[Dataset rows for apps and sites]
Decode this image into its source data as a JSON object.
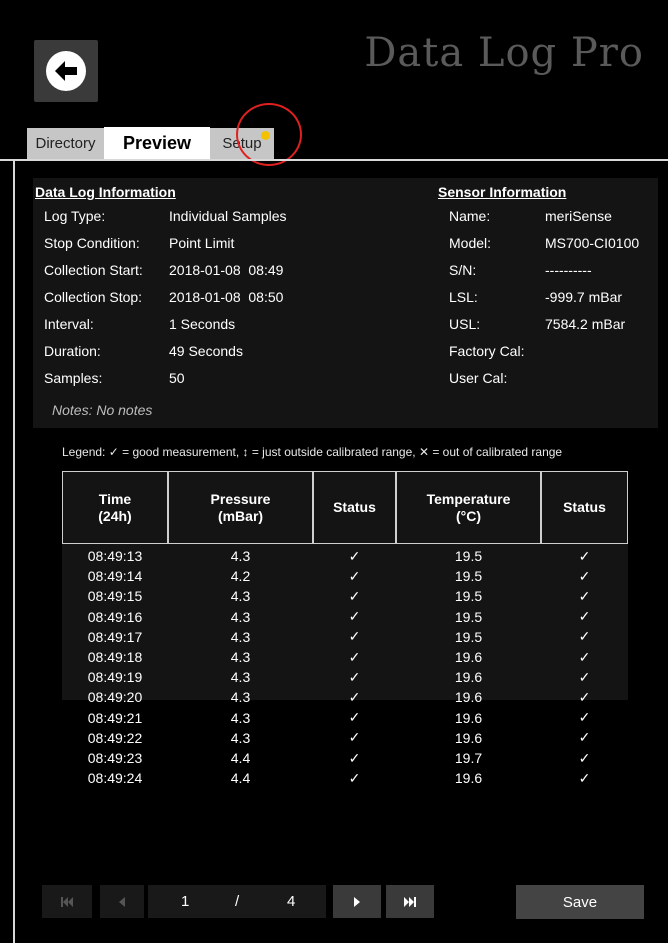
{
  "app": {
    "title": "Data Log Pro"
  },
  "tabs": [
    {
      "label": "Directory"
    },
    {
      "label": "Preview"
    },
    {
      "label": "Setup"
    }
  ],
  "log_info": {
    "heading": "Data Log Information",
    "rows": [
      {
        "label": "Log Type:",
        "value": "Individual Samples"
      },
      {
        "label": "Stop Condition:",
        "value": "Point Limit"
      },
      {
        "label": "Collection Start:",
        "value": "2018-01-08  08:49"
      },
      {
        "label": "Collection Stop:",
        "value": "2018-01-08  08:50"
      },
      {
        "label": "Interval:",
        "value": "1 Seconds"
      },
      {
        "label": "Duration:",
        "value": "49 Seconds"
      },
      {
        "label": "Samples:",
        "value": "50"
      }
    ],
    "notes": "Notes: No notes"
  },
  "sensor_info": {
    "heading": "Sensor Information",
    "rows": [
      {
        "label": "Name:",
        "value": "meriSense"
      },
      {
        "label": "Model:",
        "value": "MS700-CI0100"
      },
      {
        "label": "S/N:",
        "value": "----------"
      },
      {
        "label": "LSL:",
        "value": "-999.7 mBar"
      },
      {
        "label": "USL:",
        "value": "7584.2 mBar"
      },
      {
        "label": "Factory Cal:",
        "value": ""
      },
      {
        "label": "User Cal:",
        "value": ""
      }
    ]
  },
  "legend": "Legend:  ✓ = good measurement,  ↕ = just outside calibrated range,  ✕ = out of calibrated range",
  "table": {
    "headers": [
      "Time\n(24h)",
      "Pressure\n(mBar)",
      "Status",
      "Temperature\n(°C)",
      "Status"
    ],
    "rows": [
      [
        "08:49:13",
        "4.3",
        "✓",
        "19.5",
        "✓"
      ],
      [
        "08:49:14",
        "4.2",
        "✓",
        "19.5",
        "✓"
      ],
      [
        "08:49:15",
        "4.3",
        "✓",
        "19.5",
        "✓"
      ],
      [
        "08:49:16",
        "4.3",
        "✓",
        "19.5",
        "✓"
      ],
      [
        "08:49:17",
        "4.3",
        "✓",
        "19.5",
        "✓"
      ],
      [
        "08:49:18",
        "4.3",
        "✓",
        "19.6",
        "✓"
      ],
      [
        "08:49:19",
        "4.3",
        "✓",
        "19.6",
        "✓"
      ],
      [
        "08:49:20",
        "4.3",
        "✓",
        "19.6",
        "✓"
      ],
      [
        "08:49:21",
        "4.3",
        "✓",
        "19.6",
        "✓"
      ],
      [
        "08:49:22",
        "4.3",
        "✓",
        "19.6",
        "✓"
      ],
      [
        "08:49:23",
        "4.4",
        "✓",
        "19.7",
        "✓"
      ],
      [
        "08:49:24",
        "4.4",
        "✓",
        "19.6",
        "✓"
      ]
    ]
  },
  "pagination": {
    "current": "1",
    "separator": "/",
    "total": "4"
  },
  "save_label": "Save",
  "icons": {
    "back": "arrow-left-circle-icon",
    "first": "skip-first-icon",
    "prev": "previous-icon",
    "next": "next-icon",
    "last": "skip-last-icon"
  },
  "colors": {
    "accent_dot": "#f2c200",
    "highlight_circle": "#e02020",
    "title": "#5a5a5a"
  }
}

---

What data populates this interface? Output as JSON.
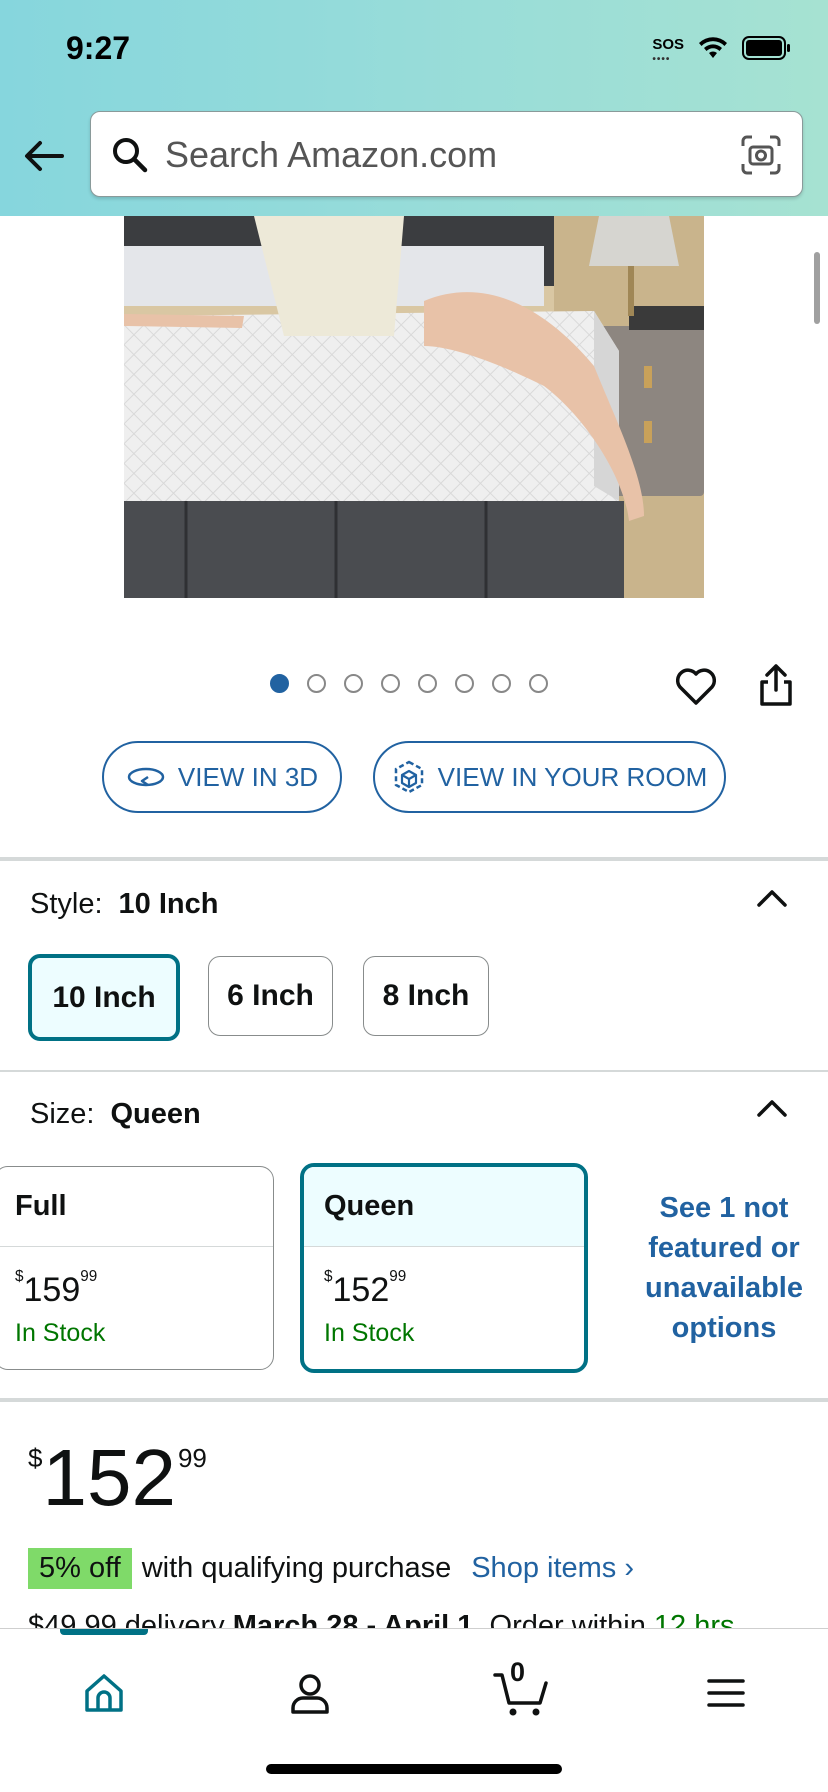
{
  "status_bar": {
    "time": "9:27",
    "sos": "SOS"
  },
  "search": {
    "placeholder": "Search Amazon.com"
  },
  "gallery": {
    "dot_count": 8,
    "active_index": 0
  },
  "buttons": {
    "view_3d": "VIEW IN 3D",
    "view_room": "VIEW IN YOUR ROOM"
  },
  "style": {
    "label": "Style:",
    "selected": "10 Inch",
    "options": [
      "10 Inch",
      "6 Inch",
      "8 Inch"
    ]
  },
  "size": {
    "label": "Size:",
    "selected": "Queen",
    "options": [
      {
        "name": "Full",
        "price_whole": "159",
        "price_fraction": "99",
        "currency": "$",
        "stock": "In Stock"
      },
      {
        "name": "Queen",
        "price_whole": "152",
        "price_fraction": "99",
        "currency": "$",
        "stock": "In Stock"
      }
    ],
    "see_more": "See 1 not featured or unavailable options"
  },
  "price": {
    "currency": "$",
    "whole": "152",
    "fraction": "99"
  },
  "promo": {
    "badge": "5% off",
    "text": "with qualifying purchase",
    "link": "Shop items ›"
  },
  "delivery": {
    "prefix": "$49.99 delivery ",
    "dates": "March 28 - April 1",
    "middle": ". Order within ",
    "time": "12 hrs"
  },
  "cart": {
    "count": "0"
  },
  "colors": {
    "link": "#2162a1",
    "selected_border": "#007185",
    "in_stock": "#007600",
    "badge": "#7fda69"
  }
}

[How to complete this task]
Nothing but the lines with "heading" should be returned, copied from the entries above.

[Solved exercise]
    "heading": "Data Log Information",
    "heading": "Sensor Information",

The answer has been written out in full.